**WORKING DATA:**
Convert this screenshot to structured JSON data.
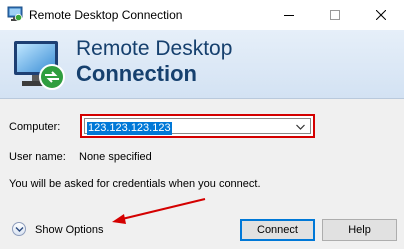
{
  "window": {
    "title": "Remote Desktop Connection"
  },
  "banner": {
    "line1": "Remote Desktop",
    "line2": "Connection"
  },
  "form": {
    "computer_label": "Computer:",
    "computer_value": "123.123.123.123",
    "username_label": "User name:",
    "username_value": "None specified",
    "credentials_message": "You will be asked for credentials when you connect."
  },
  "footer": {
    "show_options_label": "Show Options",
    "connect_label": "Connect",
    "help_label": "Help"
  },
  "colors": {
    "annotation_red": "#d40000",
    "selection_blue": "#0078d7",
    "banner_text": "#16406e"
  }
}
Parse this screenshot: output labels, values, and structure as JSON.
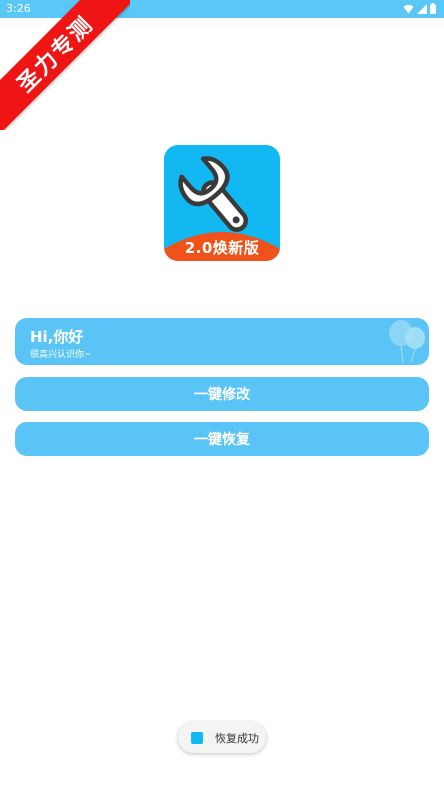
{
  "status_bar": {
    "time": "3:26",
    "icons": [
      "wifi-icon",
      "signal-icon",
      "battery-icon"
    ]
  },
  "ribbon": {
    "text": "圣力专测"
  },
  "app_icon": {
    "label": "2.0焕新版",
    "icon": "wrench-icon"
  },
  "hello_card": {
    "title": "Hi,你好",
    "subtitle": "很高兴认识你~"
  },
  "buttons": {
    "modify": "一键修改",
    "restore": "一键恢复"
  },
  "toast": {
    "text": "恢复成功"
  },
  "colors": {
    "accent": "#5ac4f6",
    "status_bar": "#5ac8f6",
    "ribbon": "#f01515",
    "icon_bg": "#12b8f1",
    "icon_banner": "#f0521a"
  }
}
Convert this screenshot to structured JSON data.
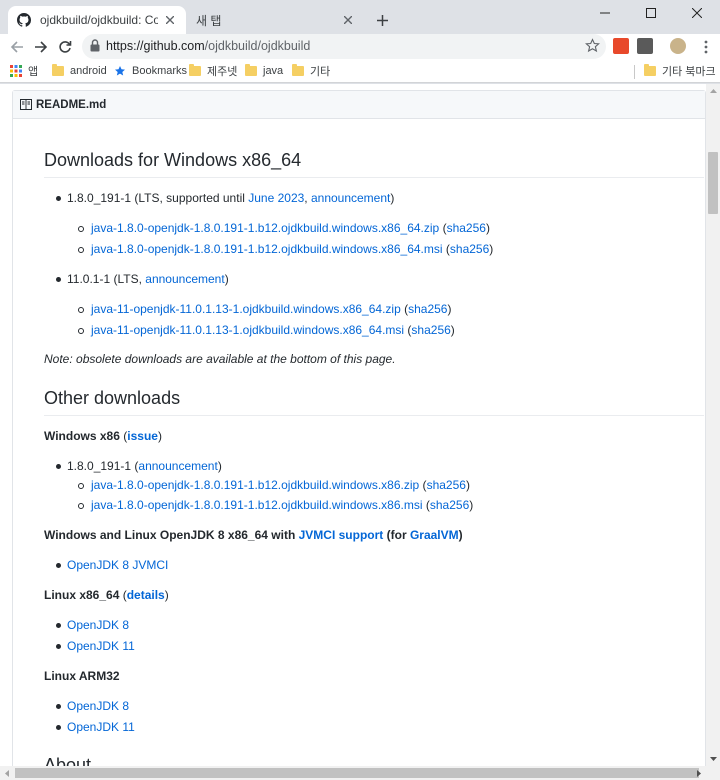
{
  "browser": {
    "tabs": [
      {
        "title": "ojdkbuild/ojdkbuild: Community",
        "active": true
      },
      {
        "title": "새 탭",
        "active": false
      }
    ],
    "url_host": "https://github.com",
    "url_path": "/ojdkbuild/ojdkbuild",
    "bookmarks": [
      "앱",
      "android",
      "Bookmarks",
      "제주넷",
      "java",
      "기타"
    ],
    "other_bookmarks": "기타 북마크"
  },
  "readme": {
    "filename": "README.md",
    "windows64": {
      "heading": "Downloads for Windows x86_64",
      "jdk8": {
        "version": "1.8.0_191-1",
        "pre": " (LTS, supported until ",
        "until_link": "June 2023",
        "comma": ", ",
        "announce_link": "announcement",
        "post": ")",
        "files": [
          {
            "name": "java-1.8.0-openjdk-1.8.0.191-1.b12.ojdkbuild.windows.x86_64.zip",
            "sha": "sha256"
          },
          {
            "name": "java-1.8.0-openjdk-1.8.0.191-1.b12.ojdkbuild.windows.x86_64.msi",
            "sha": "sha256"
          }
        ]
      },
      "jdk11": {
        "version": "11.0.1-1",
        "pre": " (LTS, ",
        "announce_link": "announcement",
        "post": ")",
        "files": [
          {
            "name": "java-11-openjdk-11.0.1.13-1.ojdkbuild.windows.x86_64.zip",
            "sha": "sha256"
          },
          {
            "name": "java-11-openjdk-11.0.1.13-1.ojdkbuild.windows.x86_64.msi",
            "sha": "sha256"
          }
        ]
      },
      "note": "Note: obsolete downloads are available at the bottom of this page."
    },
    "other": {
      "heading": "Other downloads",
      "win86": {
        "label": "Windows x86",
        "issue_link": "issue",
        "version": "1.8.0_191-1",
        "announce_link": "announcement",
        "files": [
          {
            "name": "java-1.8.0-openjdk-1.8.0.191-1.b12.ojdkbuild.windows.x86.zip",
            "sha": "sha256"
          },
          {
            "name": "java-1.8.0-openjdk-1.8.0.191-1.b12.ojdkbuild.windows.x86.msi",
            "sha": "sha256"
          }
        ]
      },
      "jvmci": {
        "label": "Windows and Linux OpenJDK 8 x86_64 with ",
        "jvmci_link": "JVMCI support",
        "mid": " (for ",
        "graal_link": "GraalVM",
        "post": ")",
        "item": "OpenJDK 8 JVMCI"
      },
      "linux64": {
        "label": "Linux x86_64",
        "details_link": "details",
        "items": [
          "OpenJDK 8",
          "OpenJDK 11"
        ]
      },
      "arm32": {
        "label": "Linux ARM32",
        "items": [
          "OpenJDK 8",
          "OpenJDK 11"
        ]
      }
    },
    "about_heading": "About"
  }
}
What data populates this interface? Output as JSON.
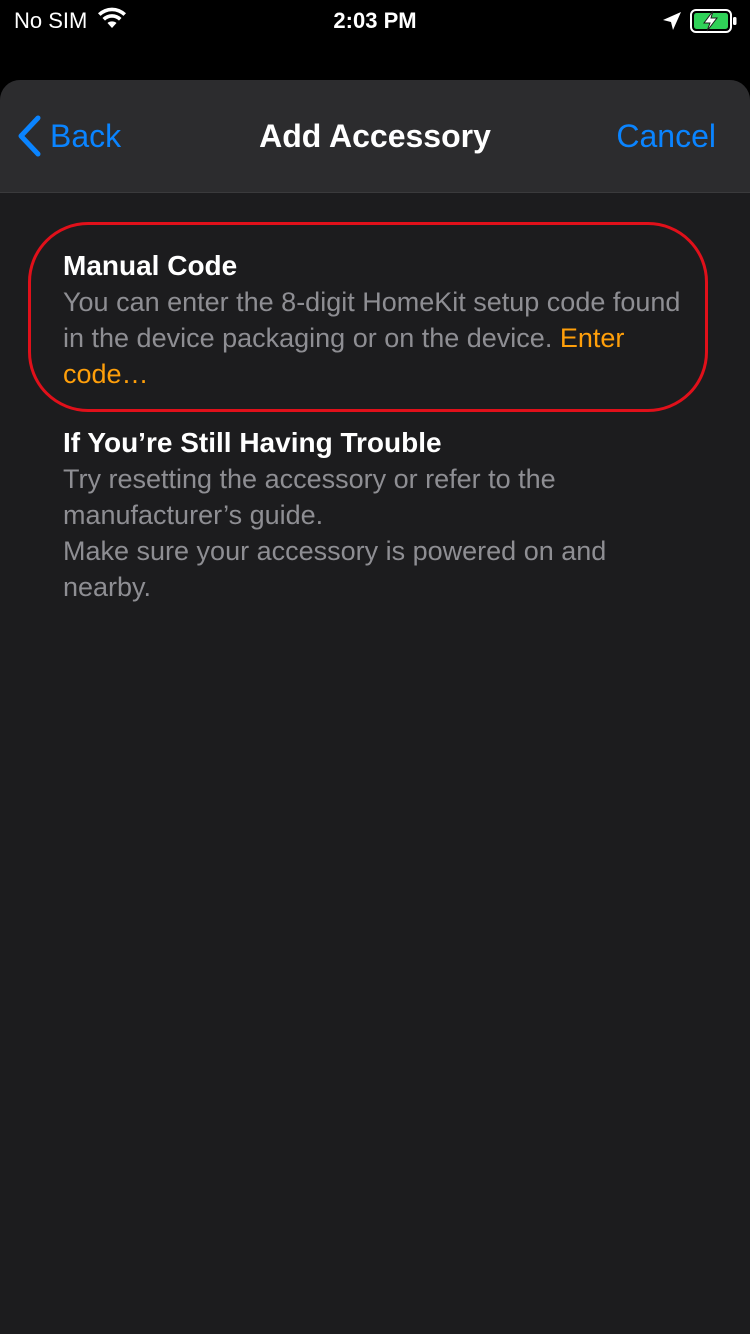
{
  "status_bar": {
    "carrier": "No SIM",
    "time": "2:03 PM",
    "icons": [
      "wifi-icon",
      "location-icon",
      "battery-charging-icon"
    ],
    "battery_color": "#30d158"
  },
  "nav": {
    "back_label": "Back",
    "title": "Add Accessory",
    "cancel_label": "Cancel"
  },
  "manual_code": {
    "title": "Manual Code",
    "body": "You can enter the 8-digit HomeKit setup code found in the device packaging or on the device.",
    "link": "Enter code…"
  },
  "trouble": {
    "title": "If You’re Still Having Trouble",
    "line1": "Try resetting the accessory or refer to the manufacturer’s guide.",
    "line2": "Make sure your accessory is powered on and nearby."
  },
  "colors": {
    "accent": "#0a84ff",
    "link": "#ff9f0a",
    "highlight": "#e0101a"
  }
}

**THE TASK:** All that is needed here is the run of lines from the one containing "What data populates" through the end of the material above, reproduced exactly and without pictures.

**EXERCISE OUTPUT:**
What data populates this interface? Output as JSON.
{
  "status_bar": {
    "carrier": "No SIM",
    "time": "2:03 PM",
    "icons": [
      "wifi-icon",
      "location-icon",
      "battery-charging-icon"
    ],
    "battery_color": "#30d158"
  },
  "nav": {
    "back_label": "Back",
    "title": "Add Accessory",
    "cancel_label": "Cancel"
  },
  "manual_code": {
    "title": "Manual Code",
    "body": "You can enter the 8-digit HomeKit setup code found in the device packaging or on the device.",
    "link": "Enter code…"
  },
  "trouble": {
    "title": "If You’re Still Having Trouble",
    "line1": "Try resetting the accessory or refer to the manufacturer’s guide.",
    "line2": "Make sure your accessory is powered on and nearby."
  },
  "colors": {
    "accent": "#0a84ff",
    "link": "#ff9f0a",
    "highlight": "#e0101a"
  }
}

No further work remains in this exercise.